The highest virtue of the warrior is Makoto; to be true to oneself and to everyone else. Makoto is said to be the origin of Aiki. It requires living in the moment, beyond self-seeking motivation, selfishness or pride. Makoto is sincerity and honesty, trust and compassion, loyalty and friendship.

Within Japanese Budo, this term means more than simply studying correct Aikido techniques. Training in Aikido involves developing the physical, mental, spiritual and social aspects of human existence and daily life.

The instructors and students at the Makotokan Dojo cordially extend a warm invitation to any person who may wish to study this martial art. Classes are conducted in a friendly, harmonious and non-competitive atmosphere. Please feel very welcome.

Patrick Potter

4th Dan


Patrick Potter, 4th Dan, started Aikido in 2000. Patrick is very active in supporting the operation of the Dojo and is one of the primary coordinators of the Wednesday night training.

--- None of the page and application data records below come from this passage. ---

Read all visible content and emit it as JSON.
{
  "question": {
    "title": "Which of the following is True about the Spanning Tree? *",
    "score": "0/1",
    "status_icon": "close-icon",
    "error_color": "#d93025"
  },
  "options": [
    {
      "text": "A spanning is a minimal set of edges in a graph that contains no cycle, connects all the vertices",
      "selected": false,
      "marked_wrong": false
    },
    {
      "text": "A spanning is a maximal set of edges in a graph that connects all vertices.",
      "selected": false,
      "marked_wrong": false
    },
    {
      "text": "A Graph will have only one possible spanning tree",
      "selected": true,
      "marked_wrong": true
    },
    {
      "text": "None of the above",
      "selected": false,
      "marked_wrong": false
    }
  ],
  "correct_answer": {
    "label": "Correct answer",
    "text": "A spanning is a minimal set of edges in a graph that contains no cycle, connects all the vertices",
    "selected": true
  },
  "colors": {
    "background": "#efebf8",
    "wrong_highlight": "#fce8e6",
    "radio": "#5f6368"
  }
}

Patrick has attended many clinics with senior instructors. Patrick teaches both the adult and children’s classes.

Zan Rosborough

4th Dan


Alexander (Zan) Rosborough, 4th Dan, started Aikido in 1999. Zan has attended many clinics with top instructors from across North America and Japan. Zan has visited Japan in 2004 and again in 2005 during the celebration of the 50th Anniversary of Yoshinkan Aikido. Zan teaches both adult and children’s classes at the Makotokan Dojo.

Jamie Corlett

4th Dan


Jamie Corlett, 4th Dan, started Aikido at the age of 7 in 1997 and attained the rank of Junior 2nd Degree Black Belt in the Children’s program in 2005. Jamie was the first Yoshinkan Aikido Junior Black Belt in Eastern Canada. In 2015, Jamie trained intensively at the Honbu Dojo in Tokyo, Japan. Jamie is an instructor for both the adult and children’s programs.

Dave Kay

4th Dan


Dave Kay, 4th Dan, started Aikido in 2001. Dave has attended many clinics with senior instructors from across North America. Dave has taken an active roll in supporting the operation of the Dojo as the main coordinator of the Wednesday night training. Dave is very active in teaching both the adult and children’s classes at the Makotokan Dojo.